The UK Kennel Club’s release of its 20 most popular dogs shows a worrying decline in number of the country’s oldest native breed. Read on to find out which…
By, 26 Nov 2019
The publication of the KC’s quarterly chart of the most popular breeds makes for interesting reading. Near the top of the pile - where they have been for a few years now - are the Labradors and the French Bulldogs, each vying year on year for the top spot. This year so far, however, it is the Staffy that sits proudly on top.
But at the bottom of the list changes herald a swerve of nationwide tastes. In particular, this year is marred by the serious decline in popularity of the Pointer, a native British dog that is said to have first been bred in the 1650s.
Historically deployed to hunt game, the Pointer has never been the most popular dog in the world. However, it had (and still has) its followers. They are dogs that love exercise (sometimes called a galloping breed) and are congenial and loving.
But today, writes Country Living, the Pointer is in danger of being put on the KC’s Watch List.
“According to the research,” says Bill Lambert, a spokesperson for the Kennel Club, “the breed could see only 436 registrations by the end of the year if its rate of decline continues."
Reasons for the decline
A popularity slump is hard to pinpoint. But according to Mr Lambert, European dogs and dogs that feature in movies or successful TV programs are on the up.
“People simply forget there are so many different dog breeds,” Lambert told Country Living, “with different personalities and characteristics, and it’s not just the popular, well-known ones that make a great match for our varying lifestyles.”
“These latest figures show that whilst some historic native breeds like the Corgi are having a revival, others continue to fall rapidly in popularity and are genuinely at risk of disappearing.

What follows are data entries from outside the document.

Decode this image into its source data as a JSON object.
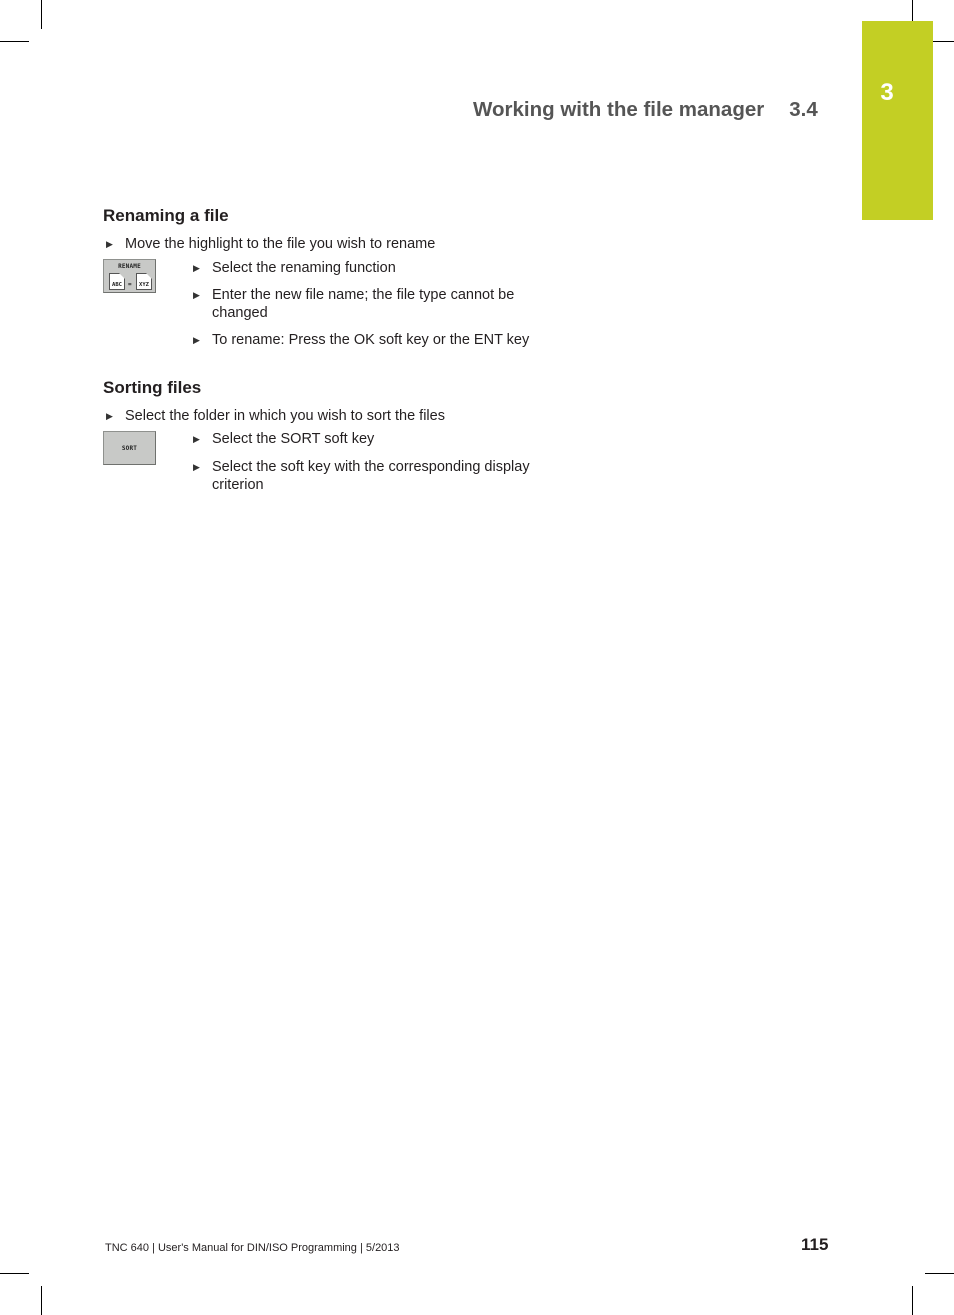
{
  "chapter_tab": {
    "number": "3",
    "color": "#c3cf24"
  },
  "running_head": {
    "title": "Working with the file manager",
    "section": "3.4"
  },
  "sections": [
    {
      "heading": "Renaming a file",
      "intro_bullet": "Move the highlight to the file you wish to rename",
      "softkey": {
        "icon": "rename-softkey-icon",
        "label": "RENAME",
        "from_file": "ABC",
        "separator": "=",
        "to_file": "XYZ"
      },
      "steps": [
        "Select the renaming function",
        "Enter the new file name; the file type cannot be changed",
        "To rename: Press the OK soft key or the ENT key"
      ]
    },
    {
      "heading": "Sorting files",
      "intro_bullet": "Select the folder in which you wish to sort the files",
      "softkey": {
        "icon": "sort-softkey-icon",
        "label": "SORT"
      },
      "steps": [
        "Select the SORT soft key",
        "Select the soft key with the corresponding display criterion"
      ]
    }
  ],
  "bullet_glyph": "▶",
  "footer": {
    "text": "TNC 640 | User's Manual for DIN/ISO Programming | 5/2013",
    "page_number": "115"
  }
}
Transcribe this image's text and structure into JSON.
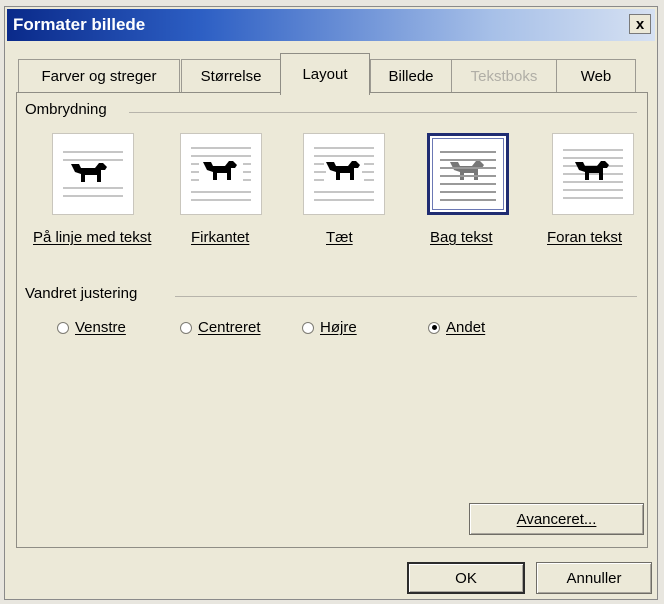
{
  "dialog": {
    "title": "Formater billede",
    "close_label": "x"
  },
  "tabs": [
    {
      "label": "Farver og streger",
      "active": false,
      "disabled": false
    },
    {
      "label": "Størrelse",
      "active": false,
      "disabled": false
    },
    {
      "label": "Layout",
      "active": true,
      "disabled": false
    },
    {
      "label": "Billede",
      "active": false,
      "disabled": false
    },
    {
      "label": "Tekstboks",
      "active": false,
      "disabled": true
    },
    {
      "label": "Web",
      "active": false,
      "disabled": false
    }
  ],
  "wrapping": {
    "group_label": "Ombrydning",
    "options": [
      {
        "label": "På linje med tekst",
        "selected": false,
        "icon": "inline-with-text-icon"
      },
      {
        "label": "Firkantet",
        "selected": false,
        "icon": "square-wrap-icon"
      },
      {
        "label": "Tæt",
        "selected": false,
        "icon": "tight-wrap-icon"
      },
      {
        "label": "Bag tekst",
        "selected": true,
        "icon": "behind-text-icon"
      },
      {
        "label": "Foran tekst",
        "selected": false,
        "icon": "in-front-of-text-icon"
      }
    ]
  },
  "alignment": {
    "group_label": "Vandret justering",
    "options": [
      {
        "label": "Venstre",
        "checked": false
      },
      {
        "label": "Centreret",
        "checked": false
      },
      {
        "label": "Højre",
        "checked": false
      },
      {
        "label": "Andet",
        "checked": true
      }
    ]
  },
  "buttons": {
    "advanced": "Avanceret...",
    "ok": "OK",
    "cancel": "Annuller"
  },
  "colors": {
    "title_bar_start": "#0a2a8a",
    "dialog_background": "#ece9d8",
    "selected_border": "#1f2c72"
  }
}
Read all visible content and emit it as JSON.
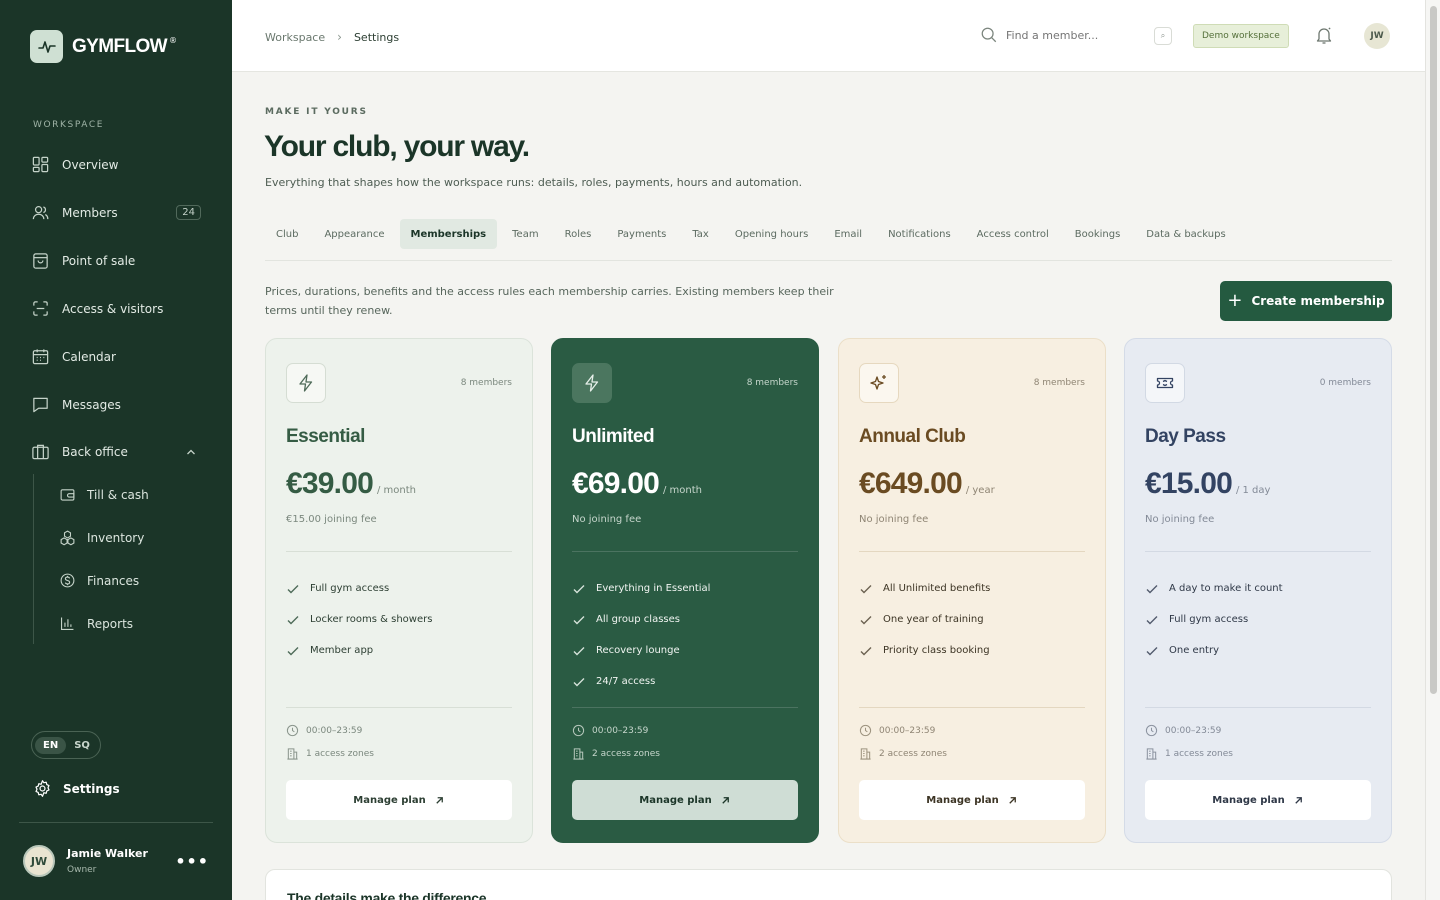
{
  "brand": {
    "name": "GYMFLOW",
    "reg": "®"
  },
  "sidebar": {
    "section_label": "WORKSPACE",
    "items": [
      {
        "label": "Overview",
        "icon": "grid-icon"
      },
      {
        "label": "Members",
        "icon": "users-icon",
        "badge": "24"
      },
      {
        "label": "Point of sale",
        "icon": "bag-icon"
      },
      {
        "label": "Access & visitors",
        "icon": "scan-icon"
      },
      {
        "label": "Calendar",
        "icon": "calendar-icon"
      },
      {
        "label": "Messages",
        "icon": "message-icon"
      },
      {
        "label": "Back office",
        "icon": "briefcase-icon"
      }
    ],
    "sub_items": [
      {
        "label": "Till & cash",
        "icon": "wallet-icon"
      },
      {
        "label": "Inventory",
        "icon": "boxes-icon"
      },
      {
        "label": "Finances",
        "icon": "dollar-icon"
      },
      {
        "label": "Reports",
        "icon": "bar-chart-icon"
      }
    ],
    "languages": [
      "EN",
      "SQ"
    ],
    "settings_label": "Settings",
    "user": {
      "initials": "JW",
      "name": "Jamie Walker",
      "role": "Owner",
      "more": "•••"
    }
  },
  "topbar": {
    "breadcrumb": [
      "Workspace",
      "Settings"
    ],
    "search_placeholder": "Find a member...",
    "kbd": "⌕",
    "demo_badge": "Demo workspace",
    "avatar": "JW"
  },
  "page": {
    "eyebrow": "MAKE IT YOURS",
    "title": "Your club, your way.",
    "lead": "Everything that shapes how the workspace runs: details, roles, payments, hours and automation.",
    "tabs": [
      "Club",
      "Appearance",
      "Memberships",
      "Team",
      "Roles",
      "Payments",
      "Tax",
      "Opening hours",
      "Email",
      "Notifications",
      "Access control",
      "Bookings",
      "Data & backups"
    ],
    "active_tab": "Memberships",
    "description": "Prices, durations, benefits and the access rules each membership carries. Existing members keep their terms until they renew.",
    "create_button": "Create membership",
    "details_title": "The details make the difference"
  },
  "plans": [
    {
      "name": "Essential",
      "members": "8 members",
      "price": "€39.00",
      "period": "/ month",
      "fee": "€15.00 joining fee",
      "features": [
        "Full gym access",
        "Locker rooms & showers",
        "Member app"
      ],
      "hours": "00:00–23:59",
      "zones": "1 access zones",
      "button": "Manage plan",
      "icon": "bolt-icon"
    },
    {
      "name": "Unlimited",
      "members": "8 members",
      "price": "€69.00",
      "period": "/ month",
      "fee": "No joining fee",
      "features": [
        "Everything in Essential",
        "All group classes",
        "Recovery lounge",
        "24/7 access"
      ],
      "hours": "00:00–23:59",
      "zones": "2 access zones",
      "button": "Manage plan",
      "icon": "bolt-icon"
    },
    {
      "name": "Annual Club",
      "members": "8 members",
      "price": "€649.00",
      "period": "/ year",
      "fee": "No joining fee",
      "features": [
        "All Unlimited benefits",
        "One year of training",
        "Priority class booking"
      ],
      "hours": "00:00–23:59",
      "zones": "2 access zones",
      "button": "Manage plan",
      "icon": "sparkles-icon"
    },
    {
      "name": "Day Pass",
      "members": "0 members",
      "price": "€15.00",
      "period": "/ 1 day",
      "fee": "No joining fee",
      "features": [
        "A day to make it count",
        "Full gym access",
        "One entry"
      ],
      "hours": "00:00–23:59",
      "zones": "1 access zones",
      "button": "Manage plan",
      "icon": "ticket-icon"
    }
  ]
}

“While we're lucky to have such diversity amongst our canine companions, it is worrying that old favourites like the Pointer and Parson Russell Terrier are dropping in numbers to historical lows.”